Gently does it
The concrete effect of this ingenious arrangement: fewer shocks between the components, smoother transfers of energy. The driving force is effectively dampened, though not in its intensity, but instead at the point of contact. It is when the escapement wheels and the balance wheel connect that the heartbeat of the watch, the ticking sound, is generated. These ever so slight impacts have been further mitigated to a degree that the Caliber 9012 is surprisingly quiet. George Daniels, an expert in vintage automobiles and an admitted petrol head, would have appreciated how the movement purrs like a well-tuned engine. This ‘engine’ is so well tuned that one hardly hears it.
Unfortunately, the pictures cannot reveal the entire complexity of the movement, but I hope with the above explanations and with the hands-on video, some light will be shared.

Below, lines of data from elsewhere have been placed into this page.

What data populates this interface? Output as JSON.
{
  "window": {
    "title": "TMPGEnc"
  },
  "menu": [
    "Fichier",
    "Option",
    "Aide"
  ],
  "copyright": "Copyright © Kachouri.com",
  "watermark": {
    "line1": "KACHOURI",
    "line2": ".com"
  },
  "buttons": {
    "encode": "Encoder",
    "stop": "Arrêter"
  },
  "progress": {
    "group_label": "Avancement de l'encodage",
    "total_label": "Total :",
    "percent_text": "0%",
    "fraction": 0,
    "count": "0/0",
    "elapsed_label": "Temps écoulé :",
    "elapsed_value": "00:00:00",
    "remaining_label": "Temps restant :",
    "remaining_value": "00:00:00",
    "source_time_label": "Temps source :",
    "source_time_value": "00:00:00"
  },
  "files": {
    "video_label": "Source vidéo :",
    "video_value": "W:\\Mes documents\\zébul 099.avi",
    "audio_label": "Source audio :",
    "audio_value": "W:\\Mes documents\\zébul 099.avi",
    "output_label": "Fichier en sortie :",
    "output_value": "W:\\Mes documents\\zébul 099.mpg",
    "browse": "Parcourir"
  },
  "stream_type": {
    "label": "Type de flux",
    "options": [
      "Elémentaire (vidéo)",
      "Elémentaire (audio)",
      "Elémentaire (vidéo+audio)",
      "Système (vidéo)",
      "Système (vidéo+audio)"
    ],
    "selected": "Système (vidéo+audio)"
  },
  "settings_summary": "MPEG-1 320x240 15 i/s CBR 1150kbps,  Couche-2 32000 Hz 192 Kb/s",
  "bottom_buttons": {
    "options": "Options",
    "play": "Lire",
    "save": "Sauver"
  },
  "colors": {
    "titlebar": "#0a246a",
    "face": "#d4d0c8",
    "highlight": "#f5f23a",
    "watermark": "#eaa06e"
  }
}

One of the most important works in the study of escapements
We are witnessing a new era of chronometry: modern materials and new approaches. Bernhard Lederer and its Central Impulse Chronometer is a further step in the research of the “energy lossless” escapements. This ideal might be never reached, but the journey is fantastic. We can only applaud the determination and assiduous work of master watchmaker Bernhard Lederer. His work can be a fruitful source of inspiration for generations to come. The Central Impulse Chronometer is a fabulous example of exceptional technical design in an appealing presentation. The watch, besides its extraordinary mechanical complexity, is an exquisite and elegant piece.
If we talk from the visual presentation point of view, the Bernhard Lederer Central Impulse Chronometer is a comfortable watch with a charming classic appearance. The watch wears smaller than expected due to its slim bezel and thin body. Both versions tend to have a bit of a sporty allure due to the applied elements and the luminous inserts. But this is perfectly acceptable in these times. While not entering in the dress-watch’s strict canons, the Central Impulse Chronometer will be easily forgiven by any purist – the watch is much too interesting.
Bernhard Lederer Central Impulse Chronometer Technical Specifications
- Hours, minutes,
- small seconds at 8 o’clock
- Version 1: rose gold 5N 18K
- Version 2: white gold 18K
- Diameter: 44 mm
- Thickness: 12.2 mm
- Case back: Open, sapphire glass with double anti-reflective coating
- Water resistance: 3 ATM, approx. 30 metres
- Version 1: solid dial, silvered opaline
- Version 2: openworked, slate grey sunburst
- Mechanical, hand-wound
- Number of components: 208
- Number of jewels: 44 rubies
- Frequency: 21’600 vibrations per hour (3 Hz)
- Diameter: 39.3 mm
- Thickness: 5.98 mm
- Special features:
- Double barrels
- Two independent gear trains
- Two constant-force remontoires
- Natural escapement with central impulses
- Winding & setting:
- Two-position winding stem:
- Position 1: manual winding
- Position 2: setting the time
- Satin, shot-blasted
- Bridges diamond-beveled and drawn out
- Power reserve: At least 38 hours
Strap & Buckle
- Brown satin alligator (rose gold version)
- Black satin alligator (white gold version)
- Pin buckle made of rose gold or white gold
- CHF 128,000